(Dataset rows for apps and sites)
┌────────

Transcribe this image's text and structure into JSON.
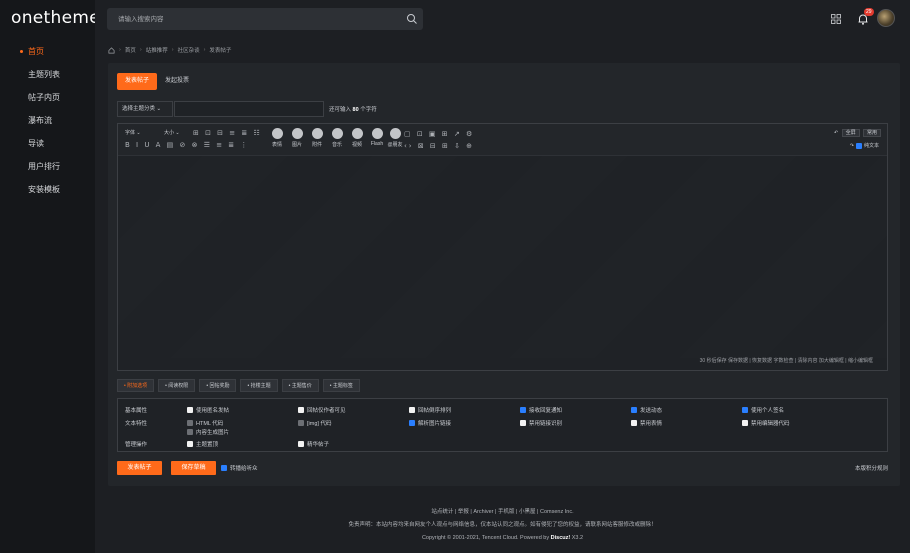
{
  "logo": "onetheme",
  "sidebar": {
    "items": [
      {
        "label": "首页"
      },
      {
        "label": "主题列表"
      },
      {
        "label": "帖子内页"
      },
      {
        "label": "瀑布流"
      },
      {
        "label": "导读"
      },
      {
        "label": "用户排行"
      },
      {
        "label": "安装模板"
      }
    ]
  },
  "header": {
    "search_placeholder": "请输入搜索内容",
    "notification_count": "29"
  },
  "breadcrumb": [
    "首页",
    "站推推荐",
    "社区杂谈",
    "发表帖子"
  ],
  "tabs": {
    "post": "发表帖子",
    "vote": "发起投票"
  },
  "form": {
    "topic_select": "选择主题分类",
    "char_hint_prefix": "还可输入",
    "char_hint_count": "80",
    "char_hint_suffix": "个字符"
  },
  "toolbar": {
    "font": "字体",
    "size": "大小",
    "big_buttons": [
      "表情",
      "图片",
      "附件",
      "音乐",
      "视频",
      "Flash",
      "@朋友"
    ],
    "fullscreen": "全屏",
    "common": "常用",
    "plain_text": "纯文本",
    "row1": "B I U A ▤ ⊘ ⊗ ☰ ≡ ≣ ⋮",
    "row2": "⊞ ⊡ ⊟ ≡ ≣ ☷"
  },
  "editor_status": "30 秒后保存 保存数据 | 恢复数据 字数检查 | 清除内容 加大编辑框 | 缩小编辑框",
  "option_tabs": [
    "附加选项",
    "阅读权限",
    "回帖奖励",
    "抢楼主题",
    "主题售价",
    "主题标签"
  ],
  "options": {
    "basic": {
      "label": "基本属性",
      "items": [
        {
          "text": "使用匿名发帖",
          "checked": false
        },
        {
          "text": "回帖仅作者可见",
          "checked": false
        },
        {
          "text": "回帖倒序排列",
          "checked": false
        },
        {
          "text": "接收回复通知",
          "checked": true
        },
        {
          "text": "发送动态",
          "checked": true
        },
        {
          "text": "使用个人签名",
          "checked": true
        }
      ]
    },
    "text": {
      "label": "文本特性",
      "items": [
        {
          "text": "HTML 代码",
          "checked": false
        },
        {
          "text": "[img] 代码",
          "checked": false
        },
        {
          "text": "解析图片链接",
          "checked": true
        },
        {
          "text": "禁用链接识别",
          "checked": false
        },
        {
          "text": "禁用表情",
          "checked": false
        },
        {
          "text": "禁用编辑器代码",
          "checked": false
        }
      ],
      "extra": "内容生成图片"
    },
    "manage": {
      "label": "管理操作",
      "items": [
        {
          "text": "主题置顶",
          "checked": false
        },
        {
          "text": "精华帖子",
          "checked": false
        }
      ]
    }
  },
  "actions": {
    "post": "发表帖子",
    "save_draft": "保存草稿",
    "anon": "转播给听众",
    "rules": "本版积分规则"
  },
  "footer": {
    "links": "站点统计 | 举报 | Archiver | 手机版 | 小黑屋 | Comsenz Inc.",
    "disclaimer": "免责声明：本站内容均来自网友个人观点与网络信息，仅本站认同之观点。如有侵犯了您的权益，请联系网站客服修改或删除！",
    "copyright": "Copyright © 2001-2021, Tencent Cloud. Powered by ",
    "brand": "Discuz!",
    "version": " X3.2"
  }
}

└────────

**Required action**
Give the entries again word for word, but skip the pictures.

**Response to the exercise**
Transcribe this image's text and structure into JSON.
{
  "logo": "onetheme",
  "sidebar": {
    "items": [
      {
        "label": "首页"
      },
      {
        "label": "主题列表"
      },
      {
        "label": "帖子内页"
      },
      {
        "label": "瀑布流"
      },
      {
        "label": "导读"
      },
      {
        "label": "用户排行"
      },
      {
        "label": "安装模板"
      }
    ]
  },
  "header": {
    "search_placeholder": "请输入搜索内容",
    "notification_count": "29"
  },
  "breadcrumb": [
    "首页",
    "站推推荐",
    "社区杂谈",
    "发表帖子"
  ],
  "tabs": {
    "post": "发表帖子",
    "vote": "发起投票"
  },
  "form": {
    "topic_select": "选择主题分类",
    "char_hint_prefix": "还可输入",
    "char_hint_count": "80",
    "char_hint_suffix": "个字符"
  },
  "toolbar": {
    "font": "字体",
    "size": "大小",
    "big_buttons": [
      "表情",
      "图片",
      "附件",
      "音乐",
      "视频",
      "Flash",
      "@朋友"
    ],
    "fullscreen": "全屏",
    "common": "常用",
    "plain_text": "纯文本",
    "row1": "B I U A ▤ ⊘ ⊗ ☰ ≡ ≣ ⋮",
    "row2": "⊞ ⊡ ⊟ ≡ ≣ ☷"
  },
  "editor_status": "30 秒后保存 保存数据 | 恢复数据 字数检查 | 清除内容 加大编辑框 | 缩小编辑框",
  "option_tabs": [
    "附加选项",
    "阅读权限",
    "回帖奖励",
    "抢楼主题",
    "主题售价",
    "主题标签"
  ],
  "options": {
    "basic": {
      "label": "基本属性",
      "items": [
        {
          "text": "使用匿名发帖",
          "checked": false
        },
        {
          "text": "回帖仅作者可见",
          "checked": false
        },
        {
          "text": "回帖倒序排列",
          "checked": false
        },
        {
          "text": "接收回复通知",
          "checked": true
        },
        {
          "text": "发送动态",
          "checked": true
        },
        {
          "text": "使用个人签名",
          "checked": true
        }
      ]
    },
    "text": {
      "label": "文本特性",
      "items": [
        {
          "text": "HTML 代码",
          "checked": false
        },
        {
          "text": "[img] 代码",
          "checked": false
        },
        {
          "text": "解析图片链接",
          "checked": true
        },
        {
          "text": "禁用链接识别",
          "checked": false
        },
        {
          "text": "禁用表情",
          "checked": false
        },
        {
          "text": "禁用编辑器代码",
          "checked": false
        }
      ],
      "extra": "内容生成图片"
    },
    "manage": {
      "label": "管理操作",
      "items": [
        {
          "text": "主题置顶",
          "checked": false
        },
        {
          "text": "精华帖子",
          "checked": false
        }
      ]
    }
  },
  "actions": {
    "post": "发表帖子",
    "save_draft": "保存草稿",
    "anon": "转播给听众",
    "rules": "本版积分规则"
  },
  "footer": {
    "links": "站点统计 | 举报 | Archiver | 手机版 | 小黑屋 | Comsenz Inc.",
    "disclaimer": "免责声明：本站内容均来自网友个人观点与网络信息，仅本站认同之观点。如有侵犯了您的权益，请联系网站客服修改或删除！",
    "copyright": "Copyright © 2001-2021, Tencent Cloud. Powered by ",
    "brand": "Discuz!",
    "version": " X3.2"
  }
}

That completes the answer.